Glastonbury. The pinnacle of the UK festival scene. A cultural stalwart and the envy of some 2.5 million people who tried to secure a ticket through the ever-frustrating online ballot, as well as the reported 21.6 million people (up 7% year-on-year) who tuned into the BBC’s coverage this year.
Since 1970, the Eavis family has curated the ultimate festival of cultural convergence, combining music, art, fashion and creativity over five action-packed yet simultaneously relaxed days, to resounding critical and commercial success.
The carefully constructed experience taps into the passions that make us human, stimulates every one of the senses, and teaches us lessons in life, love and connection. So, what can we learn as marketers from this global tentpole event and the brand capital Glastonbury has built with its loyal and devoted fanbase?
In an age where principles and passion outweigh pounds and pizzazz for many, Glastonbury embodies what a purpose-driven brand should look like, remaining true to its founding beliefs to “encourage and stimulate youth culture from around the world in all its forms” and to support “humanitarian causes which enhance the fabric of our society”.
This is realised in both artist curation (through initiatives like the Emerging Talent Competition, which gives grassroots talent an opportunity to perform on a main stage), and brand partnerships.
Unlike the majority of modern-day festivals, the site isn’t littered with brand activations jostling for attention and footfall. Any brand that appears at the festival has been carefully selected based on its values and the value-add it offers to both the festival experience and broader social impact.
Vodafone, who succeeded EE as the connectivity partner this year, provided a much-needed phone signal boost to festival goers looking to connect with one another, as well as all-important battery power for their devices.
Meanwhile, consumer-owned retail group Co-op, whose pop-up store provides food and essentials, was carefully selected in 2019 based on their “shared ethos of co-operation, community support, ethical values and campaigning to make meaningful change”.
The Eavis family also partner with charities, giving them exposure and championing their work. The Greenpeace Field, for example, is a unique dedicated space to “support Greenpeace’s mission to bring activism, social and climate justice to the forefront of their campaign work”.
Cementing their position as a purpose-driven powerhouse is the fact that Michael and Emily Eavis donate more than £2m every year to their charity partners. They put their money where their mouths are, living their brand values and authentically connecting with the issues that matter most to the festival audience.
One of Glastonbury’s greatest strengths is its ability to connect and cater to such a diverse audience. From global headliners (like Sir Elton John, whose set racked up a record 7.3 million viewers on the BBC) to the craft field, there’s something for everybody at Glastonbury.
No two people at the event have the exact same interests, nor the same experience. Nor should they. One minute you could be singing your heart out to a headline act on the Pyramid Stage (a special mention to everybody at Lewis Capaldi's set, who heart-warmingly sang with and for the artist who is currently battling with his physical and mental health), the next learning to juggle at the circus.

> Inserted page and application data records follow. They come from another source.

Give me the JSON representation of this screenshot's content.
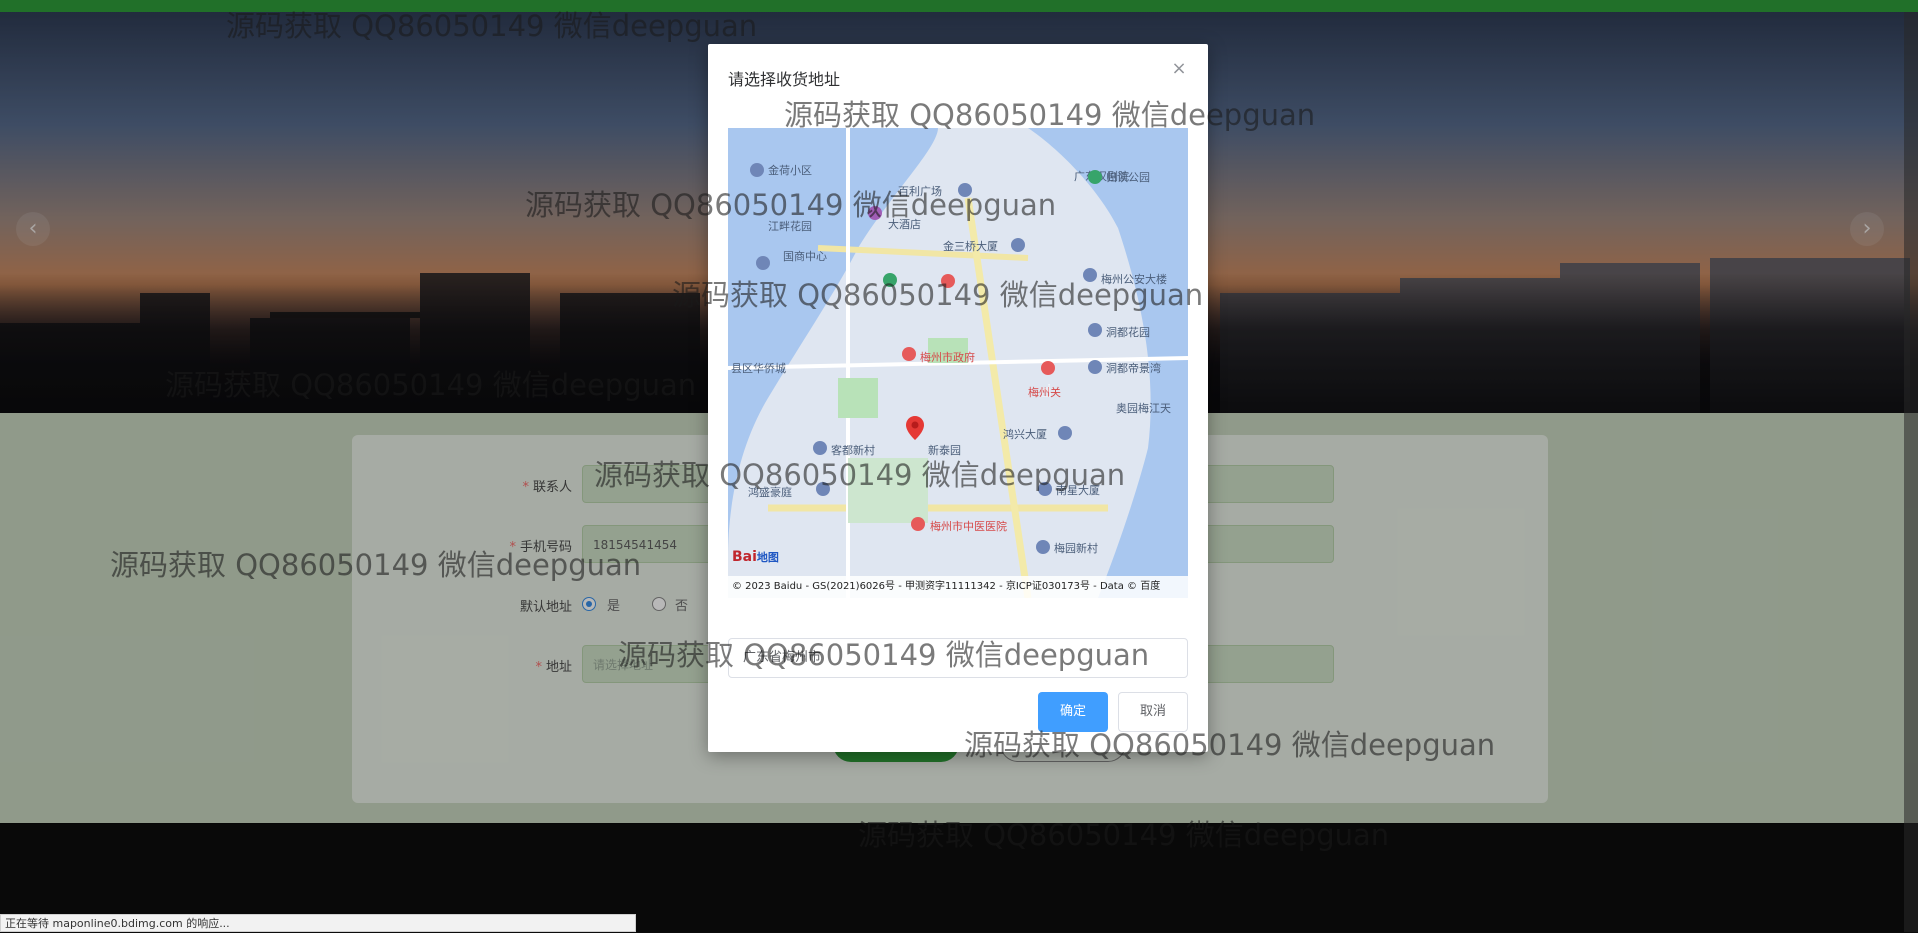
{
  "dialog": {
    "title": "请选择收货地址",
    "close_icon": "close-icon",
    "map": {
      "labels": [
        {
          "text": "金荷小区",
          "color": "#4b5e7a"
        },
        {
          "text": "百利广场",
          "color": "#4b5e7a"
        },
        {
          "text": "江畔花园",
          "color": "#4b5e7a"
        },
        {
          "text": "大酒店",
          "color": "#4b5e7a"
        },
        {
          "text": "金三桥大厦",
          "color": "#4b5e7a"
        },
        {
          "text": "国商中心",
          "color": "#4b5e7a"
        },
        {
          "text": "梅州市政府",
          "color": "#d64a4a"
        },
        {
          "text": "梅州公安大楼",
          "color": "#4b5e7a"
        },
        {
          "text": "洞都花园",
          "color": "#4b5e7a"
        },
        {
          "text": "洞都帝景湾",
          "color": "#4b5e7a"
        },
        {
          "text": "奥园梅江天",
          "color": "#4b5e7a"
        },
        {
          "text": "鸿兴大厦",
          "color": "#4b5e7a"
        },
        {
          "text": "客都新村",
          "color": "#4b5e7a"
        },
        {
          "text": "新泰园",
          "color": "#4b5e7a"
        },
        {
          "text": "鸿盛豪庭",
          "color": "#4b5e7a"
        },
        {
          "text": "南星大厦",
          "color": "#4b5e7a"
        },
        {
          "text": "梅州市中医医院",
          "color": "#d64a4a"
        },
        {
          "text": "梅园新村",
          "color": "#4b5e7a"
        },
        {
          "text": "广东汉剧院",
          "color": "#4b5e7a"
        },
        {
          "text": "归读公园",
          "color": "#4b5e7a"
        },
        {
          "text": "县区华侨城",
          "color": "#4b5e7a"
        },
        {
          "text": "梅州关",
          "color": "#d64a4a"
        }
      ],
      "footer": "© 2023 Baidu - GS(2021)6026号 - 甲测资字11111342 - 京ICP证030173号 - Data © 百度",
      "logo_text": "Bai",
      "logo_suffix": "地图",
      "locate_icon": "locate-icon"
    },
    "address_value": "广东省梅州市",
    "confirm_label": "确定",
    "cancel_label": "取消"
  },
  "form": {
    "contact_label": "联系人",
    "phone_label": "手机号码",
    "phone_value": "18154541454",
    "default_label": "默认地址",
    "default_yes": "是",
    "default_no": "否",
    "address_label": "地址",
    "address_placeholder": "请选择地址"
  },
  "status_bar": "正在等待 maponline0.bdimg.com 的响应...",
  "watermark": "源码获取 QQ86050149 微信deepguan"
}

For the foodies, there’s an abundance of delicious cuisines. For the parents, more children’s entertainment options than you can shake a funny stick at. For the ravers, an unmatched offering of DJs and sound systems.
By tapping into our diverse passions – the very things that define who we are as people – brands can connect with audiences in the most authentic and meaningful way.
The event provides a brilliant balance between giving the people what they want and letting them experience something new. The ethos of Glastonbury is one of discovery: an uncurated, unexpected journey that follows your heart (and sometimes the direction of the traffic). For festival newcomers, there’s a seemingly endless array of possibilities and experiences. What do you prioritise? How can you see everything?
Well, the beauty of it is that it’s impossible to do everything in the time you’re there. The festival recommends you don’t arrive with “a head full of preconceptions and a notebook full of plans”, instead encouraging you to be a bit more fluid.
Perhaps the worst-kept secret of this year’s festival came in the form of Foo Fighters’ ‘surprise’ set on the Pyramid Stage, listed as ‘The ChurnUps’. The allure of mystery, and the need to discover more, keeps people hungry and wanting to come back – a key lesson for brand campaigns.
Glastonbury provides a beautifully handmade blueprint for how we can genuinely connect with audiences in the most authentic and meaningful ways. The festival has stood the test of time by diligently sticking to its guns (okay, values), tapping into a wide variety of audience passions and continuously providing the surprise and delight that keeps audiences coming back for more.
All of which will compound in the inevitable oversubscription to tickets and another fantastic year on the farm, a worthy reward for the global phenomenon.
Until next year, Glastonbury.